# [What the task asks]
Count every line below that contains "consumed", then state the total with no other output.

# [Task material]
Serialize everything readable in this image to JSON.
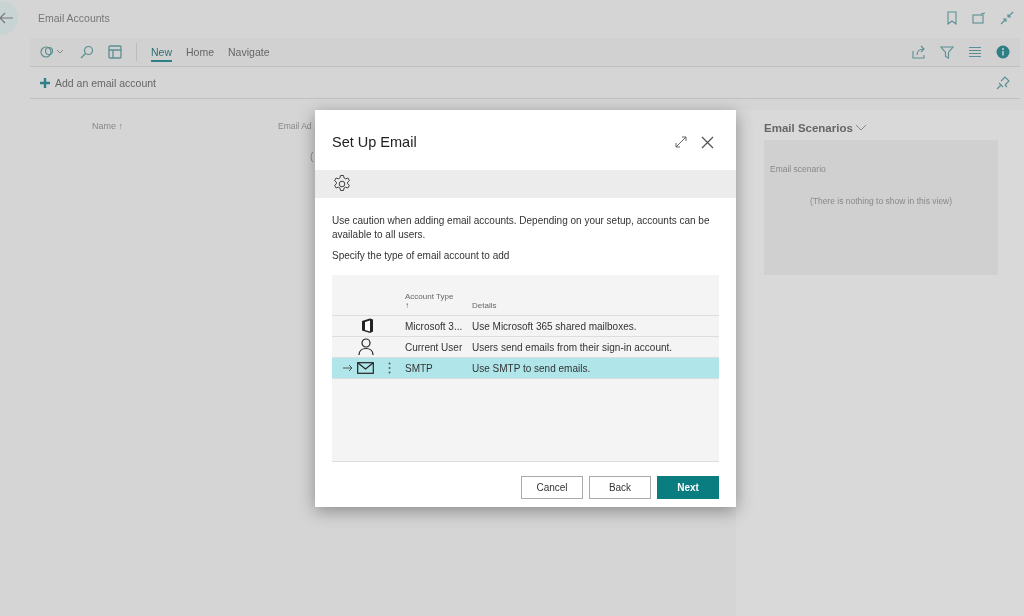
{
  "page": {
    "title": "Email Accounts"
  },
  "action_bar": {
    "tabs": [
      {
        "label": "New",
        "selected": true
      },
      {
        "label": "Home",
        "selected": false
      },
      {
        "label": "Navigate",
        "selected": false
      }
    ]
  },
  "actions": [
    {
      "label": "Add an email account"
    }
  ],
  "list": {
    "columns": [
      "Name ↑",
      "Email Ad"
    ],
    "empty_text": "("
  },
  "factbox": {
    "title": "Email Scenarios",
    "column": "Email scenario",
    "empty_text": "(There is nothing to show in this view)"
  },
  "dialog": {
    "title": "Set Up Email",
    "intro": "Use caution when adding email accounts. Depending on your setup, accounts can be available to all users.",
    "prompt": "Specify the type of email account to add",
    "table": {
      "columns": [
        "Account Type ↑",
        "Details"
      ],
      "rows": [
        {
          "kind": "office",
          "type": "Microsoft 3...",
          "details": "Use Microsoft 365 shared mailboxes.",
          "selected": false
        },
        {
          "kind": "user",
          "type": "Current User",
          "details": "Users send emails from their sign-in account.",
          "selected": false
        },
        {
          "kind": "mail",
          "type": "SMTP",
          "details": "Use SMTP to send emails.",
          "selected": true
        }
      ]
    },
    "buttons": [
      {
        "label": "Cancel",
        "kind": "secondary"
      },
      {
        "label": "Back",
        "kind": "secondary"
      },
      {
        "label": "Next",
        "kind": "primary"
      }
    ]
  }
}
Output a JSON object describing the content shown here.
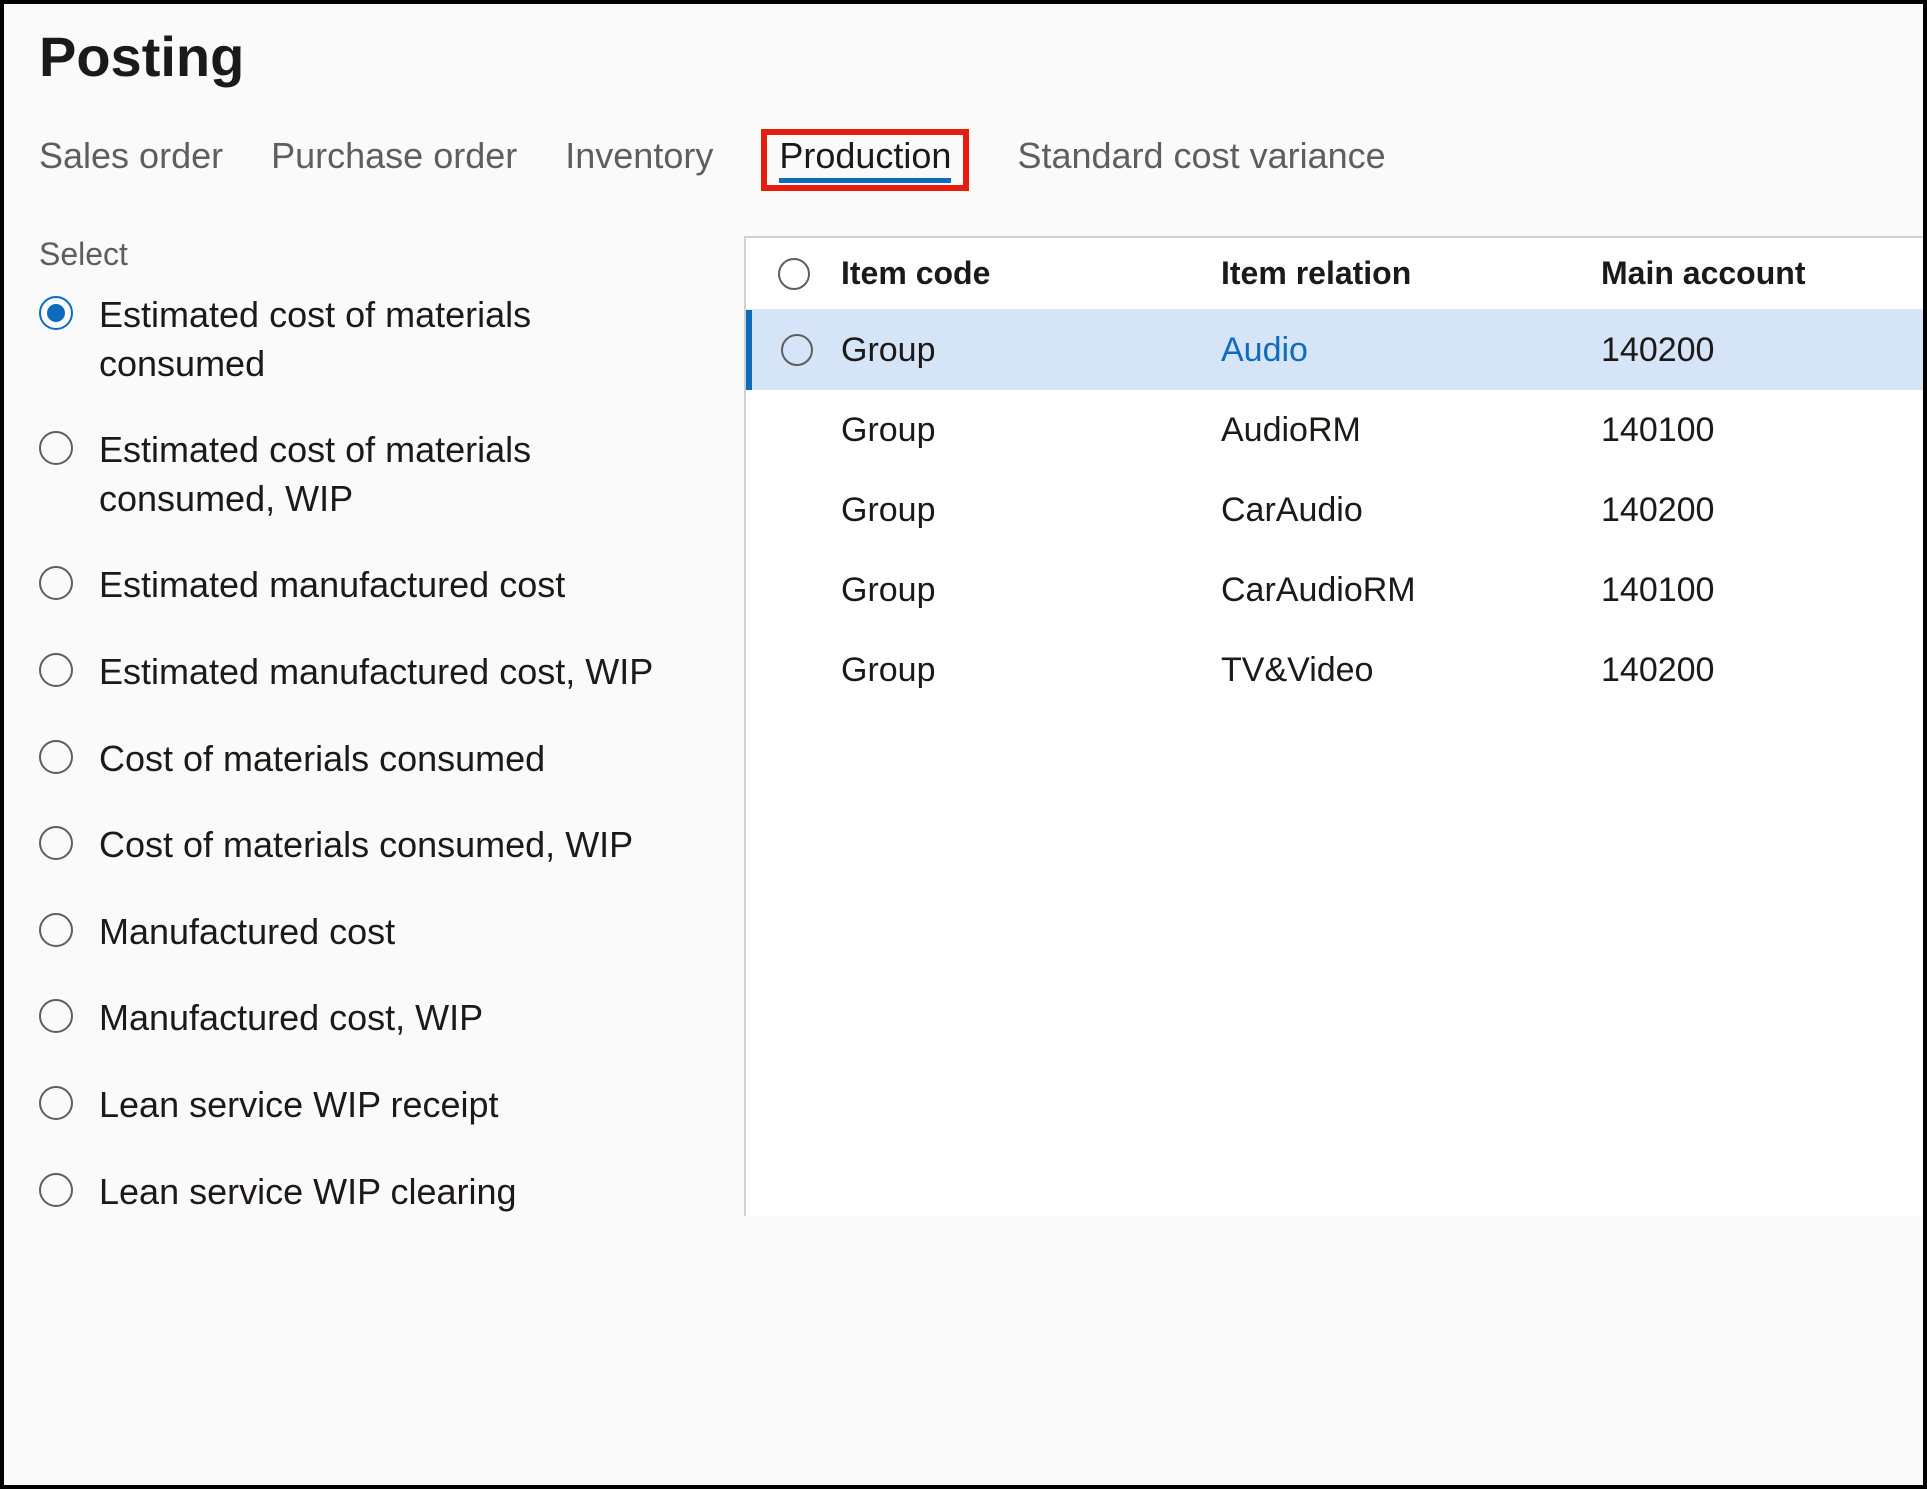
{
  "page_title": "Posting",
  "tabs": [
    {
      "label": "Sales order",
      "active": false
    },
    {
      "label": "Purchase order",
      "active": false
    },
    {
      "label": "Inventory",
      "active": false
    },
    {
      "label": "Production",
      "active": true
    },
    {
      "label": "Standard cost variance",
      "active": false
    }
  ],
  "select_label": "Select",
  "radios": [
    {
      "label": "Estimated cost of materials consumed",
      "selected": true
    },
    {
      "label": "Estimated cost of materials consumed, WIP",
      "selected": false
    },
    {
      "label": "Estimated manufactured cost",
      "selected": false
    },
    {
      "label": "Estimated manufactured cost, WIP",
      "selected": false
    },
    {
      "label": "Cost of materials consumed",
      "selected": false
    },
    {
      "label": "Cost of materials consumed, WIP",
      "selected": false
    },
    {
      "label": "Manufactured cost",
      "selected": false
    },
    {
      "label": "Manufactured cost, WIP",
      "selected": false
    },
    {
      "label": "Lean service WIP receipt",
      "selected": false
    },
    {
      "label": "Lean service WIP clearing",
      "selected": false
    }
  ],
  "grid": {
    "headers": {
      "item_code": "Item code",
      "item_relation": "Item relation",
      "main_account": "Main account"
    },
    "rows": [
      {
        "item_code": "Group",
        "item_relation": "Audio",
        "main_account": "140200",
        "selected": true
      },
      {
        "item_code": "Group",
        "item_relation": "AudioRM",
        "main_account": "140100",
        "selected": false
      },
      {
        "item_code": "Group",
        "item_relation": "CarAudio",
        "main_account": "140200",
        "selected": false
      },
      {
        "item_code": "Group",
        "item_relation": "CarAudioRM",
        "main_account": "140100",
        "selected": false
      },
      {
        "item_code": "Group",
        "item_relation": "TV&Video",
        "main_account": "140200",
        "selected": false
      }
    ]
  }
}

# [Task output]
4